Our research on the charging mechanism of sprays have been published in the journal Scientific Reports, a link to the article can be found here. We investigated all the parameters that can affect the charging efficiency, such as the nozzle hole diameter, the properties of the nozzle wall and the liquid flow rate. By adapting the surface of the nozzle wall, we could increase the charging or change the polarity from positive to negative. This control on the charging properties is of paramount importance for the use of the sprays as an ionization source for mass spectrometry.
We discovered that the amount of charging is set by the liquid flow near the nozzle wall (Figure 1). At the nozzle the liquid velocity goes from zero to the maximum velocity within a small layer, this layer is called the boundary layer, and it is responsible for the transport of a net charge.

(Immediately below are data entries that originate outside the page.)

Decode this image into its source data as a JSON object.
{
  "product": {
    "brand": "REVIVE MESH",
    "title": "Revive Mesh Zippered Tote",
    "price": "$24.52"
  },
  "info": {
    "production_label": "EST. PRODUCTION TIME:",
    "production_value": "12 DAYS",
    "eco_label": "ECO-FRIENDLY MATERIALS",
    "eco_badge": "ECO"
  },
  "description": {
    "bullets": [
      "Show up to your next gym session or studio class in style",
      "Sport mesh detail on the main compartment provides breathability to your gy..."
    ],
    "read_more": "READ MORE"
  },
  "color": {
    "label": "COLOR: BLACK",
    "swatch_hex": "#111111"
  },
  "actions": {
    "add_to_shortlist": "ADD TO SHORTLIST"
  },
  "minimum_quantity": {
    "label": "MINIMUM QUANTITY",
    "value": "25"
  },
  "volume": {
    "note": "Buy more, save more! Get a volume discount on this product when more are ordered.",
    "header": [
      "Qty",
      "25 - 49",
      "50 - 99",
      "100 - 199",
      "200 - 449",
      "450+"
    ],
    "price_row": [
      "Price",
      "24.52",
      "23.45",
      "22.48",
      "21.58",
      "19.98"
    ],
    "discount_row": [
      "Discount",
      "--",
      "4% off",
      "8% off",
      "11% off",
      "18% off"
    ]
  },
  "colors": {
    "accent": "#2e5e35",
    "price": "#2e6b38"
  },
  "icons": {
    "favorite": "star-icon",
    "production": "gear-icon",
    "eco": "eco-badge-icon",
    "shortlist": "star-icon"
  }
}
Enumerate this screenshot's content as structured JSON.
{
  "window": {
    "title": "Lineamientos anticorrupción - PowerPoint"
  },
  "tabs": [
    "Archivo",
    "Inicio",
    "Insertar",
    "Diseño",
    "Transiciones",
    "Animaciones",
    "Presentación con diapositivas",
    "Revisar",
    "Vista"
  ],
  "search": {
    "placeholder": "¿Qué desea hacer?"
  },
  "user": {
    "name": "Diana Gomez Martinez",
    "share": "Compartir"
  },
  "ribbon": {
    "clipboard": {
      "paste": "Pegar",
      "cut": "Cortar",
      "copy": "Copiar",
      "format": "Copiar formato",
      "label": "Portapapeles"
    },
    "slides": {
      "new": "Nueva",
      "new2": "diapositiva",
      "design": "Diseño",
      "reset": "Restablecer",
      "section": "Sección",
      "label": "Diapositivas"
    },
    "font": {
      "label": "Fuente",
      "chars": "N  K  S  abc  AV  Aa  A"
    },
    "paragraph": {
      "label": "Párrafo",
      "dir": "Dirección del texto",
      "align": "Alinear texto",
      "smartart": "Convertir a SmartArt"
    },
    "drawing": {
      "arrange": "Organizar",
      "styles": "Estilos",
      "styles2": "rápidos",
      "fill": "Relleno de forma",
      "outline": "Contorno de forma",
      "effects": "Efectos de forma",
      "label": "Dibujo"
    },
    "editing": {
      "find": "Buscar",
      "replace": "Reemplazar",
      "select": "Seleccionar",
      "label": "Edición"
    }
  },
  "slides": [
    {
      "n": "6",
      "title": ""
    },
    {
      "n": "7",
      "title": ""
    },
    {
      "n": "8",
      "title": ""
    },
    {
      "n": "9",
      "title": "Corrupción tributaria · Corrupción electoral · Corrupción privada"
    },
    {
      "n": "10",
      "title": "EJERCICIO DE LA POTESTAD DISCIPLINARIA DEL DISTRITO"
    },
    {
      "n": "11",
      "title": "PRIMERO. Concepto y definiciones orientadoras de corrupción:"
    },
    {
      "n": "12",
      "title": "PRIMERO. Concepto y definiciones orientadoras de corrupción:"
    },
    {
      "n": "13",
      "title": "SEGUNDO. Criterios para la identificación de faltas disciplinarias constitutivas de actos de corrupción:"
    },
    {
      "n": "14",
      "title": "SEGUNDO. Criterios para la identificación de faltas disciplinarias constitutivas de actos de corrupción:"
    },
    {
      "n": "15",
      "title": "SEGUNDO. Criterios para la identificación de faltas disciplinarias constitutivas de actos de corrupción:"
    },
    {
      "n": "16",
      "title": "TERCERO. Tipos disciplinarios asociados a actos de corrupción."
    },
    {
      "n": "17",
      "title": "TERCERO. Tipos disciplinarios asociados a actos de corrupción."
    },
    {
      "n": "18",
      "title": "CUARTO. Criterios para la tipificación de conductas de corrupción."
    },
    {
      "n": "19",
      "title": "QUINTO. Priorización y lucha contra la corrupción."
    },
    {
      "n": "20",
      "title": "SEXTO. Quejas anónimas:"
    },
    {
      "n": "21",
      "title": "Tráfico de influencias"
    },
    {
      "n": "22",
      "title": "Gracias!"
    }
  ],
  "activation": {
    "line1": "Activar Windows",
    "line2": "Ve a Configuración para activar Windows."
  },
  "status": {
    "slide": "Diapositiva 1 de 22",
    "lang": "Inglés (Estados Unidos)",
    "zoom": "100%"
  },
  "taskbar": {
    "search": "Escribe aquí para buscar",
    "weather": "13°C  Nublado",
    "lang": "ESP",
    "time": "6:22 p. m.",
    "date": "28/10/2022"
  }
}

With this knowledge we could develop a theory that is able to predict the amount of charging with great accuracy.

Figure 1 The boundary layer theory, the velocity gradient in the boundary layer transports a net charge. Image source: Scientific Reports

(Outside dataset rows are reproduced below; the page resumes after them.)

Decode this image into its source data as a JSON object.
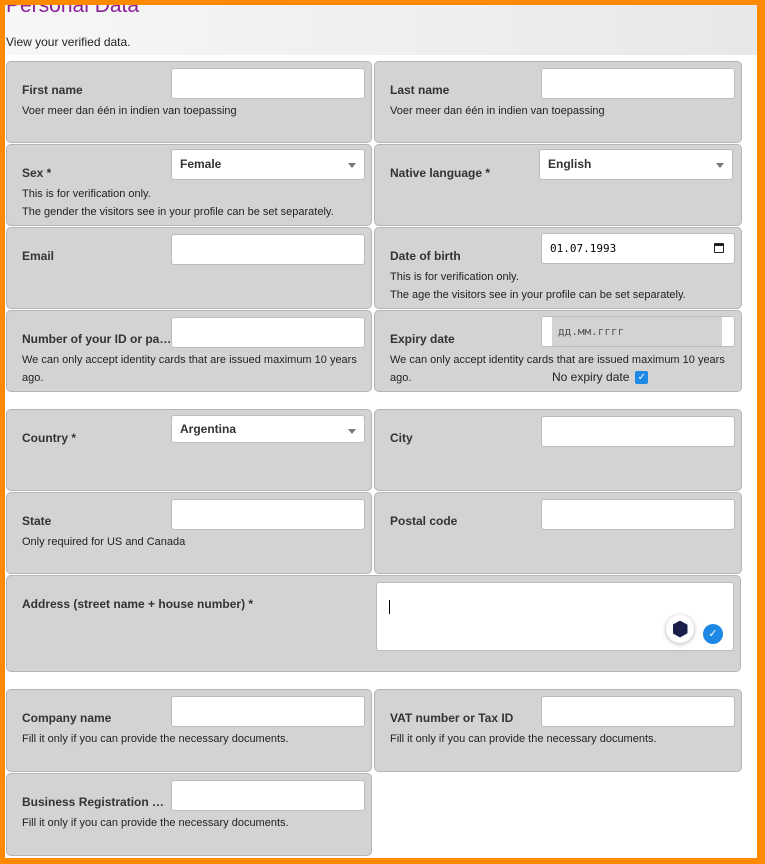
{
  "header": {
    "title": "Personal Data",
    "subtitle": "View your verified data."
  },
  "fields": {
    "first_name": {
      "label": "First name",
      "hint": "Voer meer dan één in indien van toepassing",
      "value": ""
    },
    "last_name": {
      "label": "Last name",
      "hint": "Voer meer dan één in indien van toepassing",
      "value": ""
    },
    "sex": {
      "label": "Sex *",
      "value": "Female",
      "hint1": "This is for verification only.",
      "hint2": "The gender the visitors see in your profile can be set separately."
    },
    "native_language": {
      "label": "Native language *",
      "value": "English"
    },
    "email": {
      "label": "Email",
      "value": ""
    },
    "dob": {
      "label": "Date of birth",
      "value": "01.07.1993",
      "hint1": "This is for verification only.",
      "hint2": "The age the visitors see in your profile can be set separately."
    },
    "id_number": {
      "label": "Number of your ID or passport",
      "hint": "We can only accept identity cards that are issued maximum 10 years ago.",
      "value": ""
    },
    "expiry": {
      "label": "Expiry date",
      "placeholder": "дд.мм.гггг",
      "hint": "We can only accept identity cards that are issued maximum 10 years ago.",
      "no_expiry_label": "No expiry date",
      "no_expiry_checked": true
    },
    "country": {
      "label": "Country *",
      "value": "Argentina"
    },
    "city": {
      "label": "City",
      "value": ""
    },
    "state": {
      "label": "State",
      "hint": "Only required for US and Canada",
      "value": ""
    },
    "postal": {
      "label": "Postal code",
      "value": ""
    },
    "address": {
      "label": "Address (street name + house number) *",
      "value": ""
    },
    "company": {
      "label": "Company name",
      "hint": "Fill it only if you can provide the necessary documents.",
      "value": ""
    },
    "vat": {
      "label": "VAT number or Tax ID",
      "hint": "Fill it only if you can provide the necessary documents.",
      "value": ""
    },
    "business_reg": {
      "label": "Business Registration Number",
      "hint": "Fill it only if you can provide the necessary documents.",
      "value": ""
    }
  },
  "colors": {
    "accent": "#ff8a00",
    "title": "#8a1f9a",
    "check": "#1e88e5"
  }
}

For a very large range of liquid flow rates, and different nozzle configurations the charging efficiency can be determined (Figure 2). Knowing the charging mechanism allows us to optimize the ionization process and shows us how different solvent mixtures will behave.
Figure 2 The electric current, that is the amount of charging can be directly predicted. Image source: Scientific Reports